Axons play two critical functions in the brain. They release neuro-chemicals from brain cells to other brain cells, and they transport nutrients from the environment into the brain cell to keep it alive. Axons are held together by structural supports called microtubules which can flex without breaking when force is applied slowly to the brain. But when force is applied too rapidly the axons are sheared (i.e. snapped in half) and the brain cell dies. Why does this occur?

The protein tau (which is best known for clumping up axons in the brains of patients with Alzheimer’s disease) is a key factor in how this process occurs . Based on work published in March 2014 a team of experts at the University of Pennsylvania (including a neurosurgeon, bio-engineers, and mathematicians) say that tau coils around the microtubules of axons the way that cross-ties compress and hold a bundle of sticks  together. When a force is applied to the brain slowly these tau coils stretch cross-wise and allow the microtubules to adjust to the force by elongating up to double their normal length.

When a force is applied too abruptly (as in a fall or car crash) the tau coils do not have time to stretch which would transfer some of the energy away from the microtubules and give the microtubules a chance to elongate. This is why the microtubules break and form huge swellings called axon retraction balls which block nutrients from being transported into the brain cell.

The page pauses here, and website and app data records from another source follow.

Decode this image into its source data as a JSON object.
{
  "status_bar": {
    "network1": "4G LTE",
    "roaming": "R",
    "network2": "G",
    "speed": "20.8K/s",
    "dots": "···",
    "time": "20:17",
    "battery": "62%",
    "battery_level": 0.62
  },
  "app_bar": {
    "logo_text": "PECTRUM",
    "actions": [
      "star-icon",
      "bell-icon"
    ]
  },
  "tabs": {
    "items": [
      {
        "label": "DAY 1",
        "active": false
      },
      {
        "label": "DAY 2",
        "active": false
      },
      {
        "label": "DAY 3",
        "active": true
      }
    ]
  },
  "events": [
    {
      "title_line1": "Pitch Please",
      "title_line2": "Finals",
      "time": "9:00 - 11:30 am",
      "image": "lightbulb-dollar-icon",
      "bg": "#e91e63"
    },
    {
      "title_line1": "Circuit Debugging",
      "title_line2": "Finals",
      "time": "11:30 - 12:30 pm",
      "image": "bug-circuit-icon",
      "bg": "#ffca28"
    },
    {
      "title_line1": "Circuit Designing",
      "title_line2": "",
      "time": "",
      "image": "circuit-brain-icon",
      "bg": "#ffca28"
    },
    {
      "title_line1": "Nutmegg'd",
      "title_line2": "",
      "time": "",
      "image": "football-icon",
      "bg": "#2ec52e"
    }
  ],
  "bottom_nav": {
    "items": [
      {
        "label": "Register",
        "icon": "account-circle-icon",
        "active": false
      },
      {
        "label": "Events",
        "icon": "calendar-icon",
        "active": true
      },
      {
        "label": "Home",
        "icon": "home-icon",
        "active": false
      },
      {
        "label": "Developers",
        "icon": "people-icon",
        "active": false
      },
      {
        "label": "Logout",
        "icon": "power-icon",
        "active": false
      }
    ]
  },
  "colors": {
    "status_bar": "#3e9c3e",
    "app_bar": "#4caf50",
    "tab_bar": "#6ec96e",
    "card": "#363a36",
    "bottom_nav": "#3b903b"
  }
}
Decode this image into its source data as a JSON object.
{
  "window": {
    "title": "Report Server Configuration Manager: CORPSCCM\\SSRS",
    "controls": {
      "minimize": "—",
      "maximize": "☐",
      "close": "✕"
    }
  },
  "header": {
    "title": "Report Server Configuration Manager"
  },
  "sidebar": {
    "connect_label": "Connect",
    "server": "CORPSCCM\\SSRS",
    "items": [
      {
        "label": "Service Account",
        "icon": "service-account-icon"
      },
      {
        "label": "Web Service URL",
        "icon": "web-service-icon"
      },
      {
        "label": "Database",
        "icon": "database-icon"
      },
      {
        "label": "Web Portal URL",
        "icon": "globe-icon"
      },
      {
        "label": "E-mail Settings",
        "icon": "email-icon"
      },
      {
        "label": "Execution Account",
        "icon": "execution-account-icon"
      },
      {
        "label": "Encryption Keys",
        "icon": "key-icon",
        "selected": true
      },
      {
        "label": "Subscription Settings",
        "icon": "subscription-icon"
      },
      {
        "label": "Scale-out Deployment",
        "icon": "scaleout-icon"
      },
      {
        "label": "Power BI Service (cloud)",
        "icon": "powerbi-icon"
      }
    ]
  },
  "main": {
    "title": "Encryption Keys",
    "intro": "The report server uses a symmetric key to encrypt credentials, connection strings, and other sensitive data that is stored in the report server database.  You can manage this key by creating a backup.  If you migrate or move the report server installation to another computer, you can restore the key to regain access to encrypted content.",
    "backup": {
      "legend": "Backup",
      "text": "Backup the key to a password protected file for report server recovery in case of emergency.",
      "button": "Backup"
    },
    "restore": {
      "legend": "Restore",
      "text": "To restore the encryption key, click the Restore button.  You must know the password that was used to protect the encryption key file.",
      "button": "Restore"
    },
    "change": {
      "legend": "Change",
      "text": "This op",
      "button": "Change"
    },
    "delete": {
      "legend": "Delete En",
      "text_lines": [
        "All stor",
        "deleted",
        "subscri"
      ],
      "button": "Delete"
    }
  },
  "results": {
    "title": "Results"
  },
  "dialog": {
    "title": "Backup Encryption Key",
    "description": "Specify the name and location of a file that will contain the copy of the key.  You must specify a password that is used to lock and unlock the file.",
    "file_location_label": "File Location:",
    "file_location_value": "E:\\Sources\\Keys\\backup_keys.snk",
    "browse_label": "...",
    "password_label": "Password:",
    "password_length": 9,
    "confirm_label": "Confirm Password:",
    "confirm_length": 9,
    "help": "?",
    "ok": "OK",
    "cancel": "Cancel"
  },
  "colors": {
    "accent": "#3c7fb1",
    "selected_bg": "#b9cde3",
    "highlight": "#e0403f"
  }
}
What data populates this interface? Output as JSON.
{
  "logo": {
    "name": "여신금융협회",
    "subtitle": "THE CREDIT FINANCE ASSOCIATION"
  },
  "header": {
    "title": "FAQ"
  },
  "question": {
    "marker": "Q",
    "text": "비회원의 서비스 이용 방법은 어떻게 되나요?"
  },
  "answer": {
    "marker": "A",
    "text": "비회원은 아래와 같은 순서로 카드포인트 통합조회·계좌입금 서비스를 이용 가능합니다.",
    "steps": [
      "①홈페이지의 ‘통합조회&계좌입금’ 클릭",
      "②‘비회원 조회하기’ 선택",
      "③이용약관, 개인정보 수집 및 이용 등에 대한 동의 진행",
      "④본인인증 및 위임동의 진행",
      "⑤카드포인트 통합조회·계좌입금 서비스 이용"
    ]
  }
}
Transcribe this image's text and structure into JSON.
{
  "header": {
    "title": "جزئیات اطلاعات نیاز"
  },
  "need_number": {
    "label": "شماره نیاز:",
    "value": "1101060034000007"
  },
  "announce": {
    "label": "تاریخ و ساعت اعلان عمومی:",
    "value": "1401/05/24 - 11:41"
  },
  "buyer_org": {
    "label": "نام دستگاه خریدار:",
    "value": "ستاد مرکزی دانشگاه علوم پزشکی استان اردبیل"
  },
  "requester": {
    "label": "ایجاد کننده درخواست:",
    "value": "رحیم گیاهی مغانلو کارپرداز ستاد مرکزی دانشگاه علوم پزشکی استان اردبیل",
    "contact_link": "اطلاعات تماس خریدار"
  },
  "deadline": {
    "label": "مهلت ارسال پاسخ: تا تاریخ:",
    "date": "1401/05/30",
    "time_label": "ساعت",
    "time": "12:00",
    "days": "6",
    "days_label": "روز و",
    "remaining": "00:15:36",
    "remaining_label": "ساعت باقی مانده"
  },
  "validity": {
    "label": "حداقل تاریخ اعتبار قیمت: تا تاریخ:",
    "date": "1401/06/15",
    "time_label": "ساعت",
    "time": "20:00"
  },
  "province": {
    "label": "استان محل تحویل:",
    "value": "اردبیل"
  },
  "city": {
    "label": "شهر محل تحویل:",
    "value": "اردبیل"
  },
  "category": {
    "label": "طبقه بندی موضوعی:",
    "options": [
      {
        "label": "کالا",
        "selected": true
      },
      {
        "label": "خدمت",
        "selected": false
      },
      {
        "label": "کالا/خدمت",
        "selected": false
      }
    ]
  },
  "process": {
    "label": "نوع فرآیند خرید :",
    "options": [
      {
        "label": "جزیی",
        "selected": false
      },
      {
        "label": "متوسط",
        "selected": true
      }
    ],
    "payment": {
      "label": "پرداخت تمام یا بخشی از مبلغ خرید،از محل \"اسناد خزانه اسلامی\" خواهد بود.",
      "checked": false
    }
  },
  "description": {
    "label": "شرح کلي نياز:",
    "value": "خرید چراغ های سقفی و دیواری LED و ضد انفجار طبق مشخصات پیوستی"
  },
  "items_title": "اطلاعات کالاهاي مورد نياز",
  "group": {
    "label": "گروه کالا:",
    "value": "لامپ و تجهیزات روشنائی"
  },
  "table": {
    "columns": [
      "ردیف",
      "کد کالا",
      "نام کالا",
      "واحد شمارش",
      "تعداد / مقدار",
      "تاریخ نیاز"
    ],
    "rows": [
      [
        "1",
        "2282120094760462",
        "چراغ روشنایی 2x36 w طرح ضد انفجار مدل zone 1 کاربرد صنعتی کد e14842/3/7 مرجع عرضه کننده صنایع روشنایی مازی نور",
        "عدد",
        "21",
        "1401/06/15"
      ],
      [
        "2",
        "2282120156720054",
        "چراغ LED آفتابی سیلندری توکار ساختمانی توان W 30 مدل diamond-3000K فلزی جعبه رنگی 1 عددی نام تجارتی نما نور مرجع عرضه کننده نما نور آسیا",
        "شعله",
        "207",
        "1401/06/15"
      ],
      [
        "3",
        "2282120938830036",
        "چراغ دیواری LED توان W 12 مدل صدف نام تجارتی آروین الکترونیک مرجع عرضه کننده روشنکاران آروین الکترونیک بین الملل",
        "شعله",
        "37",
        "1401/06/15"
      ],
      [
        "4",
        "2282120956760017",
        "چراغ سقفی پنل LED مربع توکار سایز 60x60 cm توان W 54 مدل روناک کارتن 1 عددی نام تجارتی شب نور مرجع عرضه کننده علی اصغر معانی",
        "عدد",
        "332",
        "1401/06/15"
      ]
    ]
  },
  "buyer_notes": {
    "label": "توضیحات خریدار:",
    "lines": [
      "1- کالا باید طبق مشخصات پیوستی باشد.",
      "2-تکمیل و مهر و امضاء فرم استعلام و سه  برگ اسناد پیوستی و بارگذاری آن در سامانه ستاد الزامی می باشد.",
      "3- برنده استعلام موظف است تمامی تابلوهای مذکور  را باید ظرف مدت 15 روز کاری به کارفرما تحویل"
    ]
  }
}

Below is an illustration of how tau protein coils hold axonal microtubules together in a normal brain.